Supplied data
-------
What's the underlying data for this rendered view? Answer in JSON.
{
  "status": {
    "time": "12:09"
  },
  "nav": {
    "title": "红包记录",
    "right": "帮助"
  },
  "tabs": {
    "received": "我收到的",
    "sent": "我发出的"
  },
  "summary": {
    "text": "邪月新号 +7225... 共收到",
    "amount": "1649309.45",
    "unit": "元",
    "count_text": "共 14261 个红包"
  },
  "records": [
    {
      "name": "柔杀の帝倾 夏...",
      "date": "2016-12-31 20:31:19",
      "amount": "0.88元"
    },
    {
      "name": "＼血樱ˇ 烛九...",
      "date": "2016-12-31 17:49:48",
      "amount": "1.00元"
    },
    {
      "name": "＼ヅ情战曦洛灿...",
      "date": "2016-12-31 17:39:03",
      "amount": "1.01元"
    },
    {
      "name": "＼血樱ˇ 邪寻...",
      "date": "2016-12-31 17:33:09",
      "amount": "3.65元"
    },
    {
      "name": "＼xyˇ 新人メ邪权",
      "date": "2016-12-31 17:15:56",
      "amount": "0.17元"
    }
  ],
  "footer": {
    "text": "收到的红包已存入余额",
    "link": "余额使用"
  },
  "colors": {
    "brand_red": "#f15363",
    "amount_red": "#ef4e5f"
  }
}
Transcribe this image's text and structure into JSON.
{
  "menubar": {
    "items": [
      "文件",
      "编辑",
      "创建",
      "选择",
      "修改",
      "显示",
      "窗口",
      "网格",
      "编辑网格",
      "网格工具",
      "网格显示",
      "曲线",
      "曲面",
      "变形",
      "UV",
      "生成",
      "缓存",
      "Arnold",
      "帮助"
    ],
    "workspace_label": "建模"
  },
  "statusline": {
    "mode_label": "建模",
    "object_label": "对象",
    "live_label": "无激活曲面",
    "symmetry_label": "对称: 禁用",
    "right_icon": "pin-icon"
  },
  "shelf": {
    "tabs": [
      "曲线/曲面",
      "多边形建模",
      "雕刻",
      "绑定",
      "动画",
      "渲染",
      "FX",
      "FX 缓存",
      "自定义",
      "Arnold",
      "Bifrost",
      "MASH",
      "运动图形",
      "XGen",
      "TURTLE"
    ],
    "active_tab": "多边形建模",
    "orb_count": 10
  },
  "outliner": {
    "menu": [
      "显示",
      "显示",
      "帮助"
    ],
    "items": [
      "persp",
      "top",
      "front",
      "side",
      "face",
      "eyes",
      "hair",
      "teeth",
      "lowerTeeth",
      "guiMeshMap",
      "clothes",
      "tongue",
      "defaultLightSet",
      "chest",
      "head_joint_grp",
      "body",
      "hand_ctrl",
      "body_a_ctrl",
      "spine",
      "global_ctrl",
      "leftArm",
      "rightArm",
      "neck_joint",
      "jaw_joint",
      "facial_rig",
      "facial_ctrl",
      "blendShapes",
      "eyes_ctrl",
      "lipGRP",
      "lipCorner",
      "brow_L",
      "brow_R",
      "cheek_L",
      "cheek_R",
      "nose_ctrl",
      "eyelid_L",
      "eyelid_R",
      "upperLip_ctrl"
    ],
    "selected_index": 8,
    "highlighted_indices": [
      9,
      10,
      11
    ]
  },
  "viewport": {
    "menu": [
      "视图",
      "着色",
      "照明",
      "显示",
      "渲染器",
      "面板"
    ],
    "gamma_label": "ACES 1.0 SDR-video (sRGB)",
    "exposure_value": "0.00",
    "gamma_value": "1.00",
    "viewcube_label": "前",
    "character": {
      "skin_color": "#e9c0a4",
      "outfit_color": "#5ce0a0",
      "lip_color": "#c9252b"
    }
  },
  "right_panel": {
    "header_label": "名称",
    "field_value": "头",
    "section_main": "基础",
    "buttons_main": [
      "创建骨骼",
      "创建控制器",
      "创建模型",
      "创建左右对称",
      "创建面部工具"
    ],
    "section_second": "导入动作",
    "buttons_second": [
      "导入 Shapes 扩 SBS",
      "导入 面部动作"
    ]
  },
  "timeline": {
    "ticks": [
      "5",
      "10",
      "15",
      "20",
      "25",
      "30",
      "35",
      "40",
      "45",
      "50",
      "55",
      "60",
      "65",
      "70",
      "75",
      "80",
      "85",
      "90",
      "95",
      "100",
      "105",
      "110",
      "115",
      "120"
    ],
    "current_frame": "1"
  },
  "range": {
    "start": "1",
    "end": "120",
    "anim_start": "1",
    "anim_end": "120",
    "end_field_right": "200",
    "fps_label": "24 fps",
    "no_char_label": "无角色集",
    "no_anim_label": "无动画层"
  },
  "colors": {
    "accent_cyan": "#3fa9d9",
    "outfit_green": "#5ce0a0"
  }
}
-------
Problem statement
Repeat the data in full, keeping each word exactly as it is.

Task response
What's the underlying data for this rendered view? Answer in JSON.
{
  "status": {
    "time": "12:09"
  },
  "nav": {
    "title": "红包记录",
    "right": "帮助"
  },
  "tabs": {
    "received": "我收到的",
    "sent": "我发出的"
  },
  "summary": {
    "text": "邪月新号 +7225... 共收到",
    "amount": "1649309.45",
    "unit": "元",
    "count_text": "共 14261 个红包"
  },
  "records": [
    {
      "name": "柔杀の帝倾 夏...",
      "date": "2016-12-31 20:31:19",
      "amount": "0.88元"
    },
    {
      "name": "＼血樱ˇ 烛九...",
      "date": "2016-12-31 17:49:48",
      "amount": "1.00元"
    },
    {
      "name": "＼ヅ情战曦洛灿...",
      "date": "2016-12-31 17:39:03",
      "amount": "1.01元"
    },
    {
      "name": "＼血樱ˇ 邪寻...",
      "date": "2016-12-31 17:33:09",
      "amount": "3.65元"
    },
    {
      "name": "＼xyˇ 新人メ邪权",
      "date": "2016-12-31 17:15:56",
      "amount": "0.17元"
    }
  ],
  "footer": {
    "text": "收到的红包已存入余额",
    "link": "余额使用"
  },
  "colors": {
    "brand_red": "#f15363",
    "amount_red": "#ef4e5f"
  }
}
Transcribe this image's text and structure into JSON.
{
  "menubar": {
    "items": [
      "文件",
      "编辑",
      "创建",
      "选择",
      "修改",
      "显示",
      "窗口",
      "网格",
      "编辑网格",
      "网格工具",
      "网格显示",
      "曲线",
      "曲面",
      "变形",
      "UV",
      "生成",
      "缓存",
      "Arnold",
      "帮助"
    ],
    "workspace_label": "建模"
  },
  "statusline": {
    "mode_label": "建模",
    "object_label": "对象",
    "live_label": "无激活曲面",
    "symmetry_label": "对称: 禁用",
    "right_icon": "pin-icon"
  },
  "shelf": {
    "tabs": [
      "曲线/曲面",
      "多边形建模",
      "雕刻",
      "绑定",
      "动画",
      "渲染",
      "FX",
      "FX 缓存",
      "自定义",
      "Arnold",
      "Bifrost",
      "MASH",
      "运动图形",
      "XGen",
      "TURTLE"
    ],
    "active_tab": "多边形建模",
    "orb_count": 10
  },
  "outliner": {
    "menu": [
      "显示",
      "显示",
      "帮助"
    ],
    "items": [
      "persp",
      "top",
      "front",
      "side",
      "face",
      "eyes",
      "hair",
      "teeth",
      "lowerTeeth",
      "guiMeshMap",
      "clothes",
      "tongue",
      "defaultLightSet",
      "chest",
      "head_joint_grp",
      "body",
      "hand_ctrl",
      "body_a_ctrl",
      "spine",
      "global_ctrl",
      "leftArm",
      "rightArm",
      "neck_joint",
      "jaw_joint",
      "facial_rig",
      "facial_ctrl",
      "blendShapes",
      "eyes_ctrl",
      "lipGRP",
      "lipCorner",
      "brow_L",
      "brow_R",
      "cheek_L",
      "cheek_R",
      "nose_ctrl",
      "eyelid_L",
      "eyelid_R",
      "upperLip_ctrl"
    ],
    "selected_index": 8,
    "highlighted_indices": [
      9,
      10,
      11
    ]
  },
  "viewport": {
    "menu": [
      "视图",
      "着色",
      "照明",
      "显示",
      "渲染器",
      "面板"
    ],
    "gamma_label": "ACES 1.0 SDR-video (sRGB)",
    "exposure_value": "0.00",
    "gamma_value": "1.00",
    "viewcube_label": "前",
    "character": {
      "skin_color": "#e9c0a4",
      "outfit_color": "#5ce0a0",
      "lip_color": "#c9252b"
    }
  },
  "right_panel": {
    "header_label": "名称",
    "field_value": "头",
    "section_main": "基础",
    "buttons_main": [
      "创建骨骼",
      "创建控制器",
      "创建模型",
      "创建左右对称",
      "创建面部工具"
    ],
    "section_second": "导入动作",
    "buttons_second": [
      "导入 Shapes 扩 SBS",
      "导入 面部动作"
    ]
  },
  "timeline": {
    "ticks": [
      "5",
      "10",
      "15",
      "20",
      "25",
      "30",
      "35",
      "40",
      "45",
      "50",
      "55",
      "60",
      "65",
      "70",
      "75",
      "80",
      "85",
      "90",
      "95",
      "100",
      "105",
      "110",
      "115",
      "120"
    ],
    "current_frame": "1"
  },
  "range": {
    "start": "1",
    "end": "120",
    "anim_start": "1",
    "anim_end": "120",
    "end_field_right": "200",
    "fps_label": "24 fps",
    "no_char_label": "无角色集",
    "no_anim_label": "无动画层"
  },
  "colors": {
    "accent_cyan": "#3fa9d9",
    "outfit_green": "#5ce0a0"
  }
}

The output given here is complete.